HAD (Horse Addiction Disorder) refers to the psychological dependence on equines.
Unfortunately there is no known cure for this condition as deprivation is likely to lead to the sufferers actively seeking and/or approaching random equines. Not only could this pose potential dangers to the individual, but this behavior inevitably reinforces the sufferer’s obsession with horses. It’s a vicious circle!
HAD sufferers should be permitted their equine time despite the negative consequences which include: significantly reduced social hours with non horsey people, decreased regard for personal appearance, increased possibility of body odor, and the strong possibility of their obsession causing poverty.
HAD sufferers are generally happy people, in fact all of them will tell you they don’t suffer from this condition, they survive because of it!
It started for me about the time I turned 40, this overwhelming desire to be around horses as much as I could. It lead to the acquisition of two mares, which eventually led to the purchase of a truck and trailer, a large plot of land in the middle of nowhere and all kinds of various and assorted horse related accessories.

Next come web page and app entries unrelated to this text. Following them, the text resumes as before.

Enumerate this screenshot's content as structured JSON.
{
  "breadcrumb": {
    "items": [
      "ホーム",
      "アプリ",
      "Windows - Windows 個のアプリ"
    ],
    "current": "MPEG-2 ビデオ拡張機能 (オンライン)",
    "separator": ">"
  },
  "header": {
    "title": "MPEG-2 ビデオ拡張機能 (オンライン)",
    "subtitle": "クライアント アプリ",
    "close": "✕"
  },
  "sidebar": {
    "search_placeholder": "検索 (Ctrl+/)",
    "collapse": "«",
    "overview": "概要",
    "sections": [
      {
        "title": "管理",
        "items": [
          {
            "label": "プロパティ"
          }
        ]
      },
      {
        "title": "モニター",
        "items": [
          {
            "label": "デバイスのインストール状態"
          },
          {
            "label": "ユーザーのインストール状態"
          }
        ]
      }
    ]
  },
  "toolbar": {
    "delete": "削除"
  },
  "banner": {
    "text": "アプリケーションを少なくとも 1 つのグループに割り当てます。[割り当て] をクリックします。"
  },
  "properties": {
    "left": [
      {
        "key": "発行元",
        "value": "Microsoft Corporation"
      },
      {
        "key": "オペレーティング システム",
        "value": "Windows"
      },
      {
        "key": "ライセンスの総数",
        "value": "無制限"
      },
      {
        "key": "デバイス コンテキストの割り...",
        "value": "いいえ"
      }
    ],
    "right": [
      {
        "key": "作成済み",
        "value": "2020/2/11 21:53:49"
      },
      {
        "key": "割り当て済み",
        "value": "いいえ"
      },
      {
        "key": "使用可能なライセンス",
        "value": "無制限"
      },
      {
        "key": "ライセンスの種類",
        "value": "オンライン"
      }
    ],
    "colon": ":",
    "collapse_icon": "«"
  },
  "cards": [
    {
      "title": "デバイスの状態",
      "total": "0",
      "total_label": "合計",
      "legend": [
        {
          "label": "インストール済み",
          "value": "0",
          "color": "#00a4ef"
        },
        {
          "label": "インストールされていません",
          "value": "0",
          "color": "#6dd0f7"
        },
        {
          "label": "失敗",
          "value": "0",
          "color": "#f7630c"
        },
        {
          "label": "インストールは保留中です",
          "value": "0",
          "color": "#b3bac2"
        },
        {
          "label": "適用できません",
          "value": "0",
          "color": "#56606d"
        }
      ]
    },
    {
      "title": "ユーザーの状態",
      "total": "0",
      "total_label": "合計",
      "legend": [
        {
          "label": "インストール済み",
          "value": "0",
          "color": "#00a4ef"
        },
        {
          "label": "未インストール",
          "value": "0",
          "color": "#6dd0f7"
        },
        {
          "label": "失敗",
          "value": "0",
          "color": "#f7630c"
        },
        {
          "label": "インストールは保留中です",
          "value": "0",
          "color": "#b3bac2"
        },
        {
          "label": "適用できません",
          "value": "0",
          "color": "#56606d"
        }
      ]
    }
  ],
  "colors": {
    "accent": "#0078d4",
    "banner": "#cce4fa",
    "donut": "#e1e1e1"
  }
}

Since this disorder (I can’t tell you how happy I am that I have a real disease and not just that I am weak and indulge myself) typically starts when women are in their early teens and have very little money, it usually isn’t quite as devastating financially. If it strikes when you are more established financially, that just means that you have more to spend (and lose) on treatment (i.e. more horses, more t-shirts with cute horse sayings on them, a bigger truck, bigger trailer, a barn, well, you get the picture).
There was a time in my life when everything I did or said revolved around my disease. I worked all day, but then came home to brush, feed, clean and ride my horses. At one point, I ended up with nine of them!
Fortunately, I’m in recovery. I still keep horses and love them, but I don’t feel like I have to buy every horse that looks like it wants to come home with me, and I don’t think every mare on my place needs to be pregnant most of the time. For one thing, I just don’t have the energy I had once and there are limits to what I can do physically and financially, so I’ve cut down, waaayyy down. Every once in a while though, I pass a new born foal on a neighbor’s farm, or I see an amazing stallion who would be a great cross on a certain mare and I get the itch. It’s probably something like an ex-smoker who gets a whiff of cigarette smoke on occasion.
At any rate, I’m not ready to give it up entirely and who knows what the future will bring? There may be one more special baby who will take the show world by storm in my future. For now, I like to think of myself as being in semi-retirement. When the house is completely finished and I finally get a barn built, I may just start looking for that perfect Arabian mare who wants to have a baby or two. You never know what might happen around this place!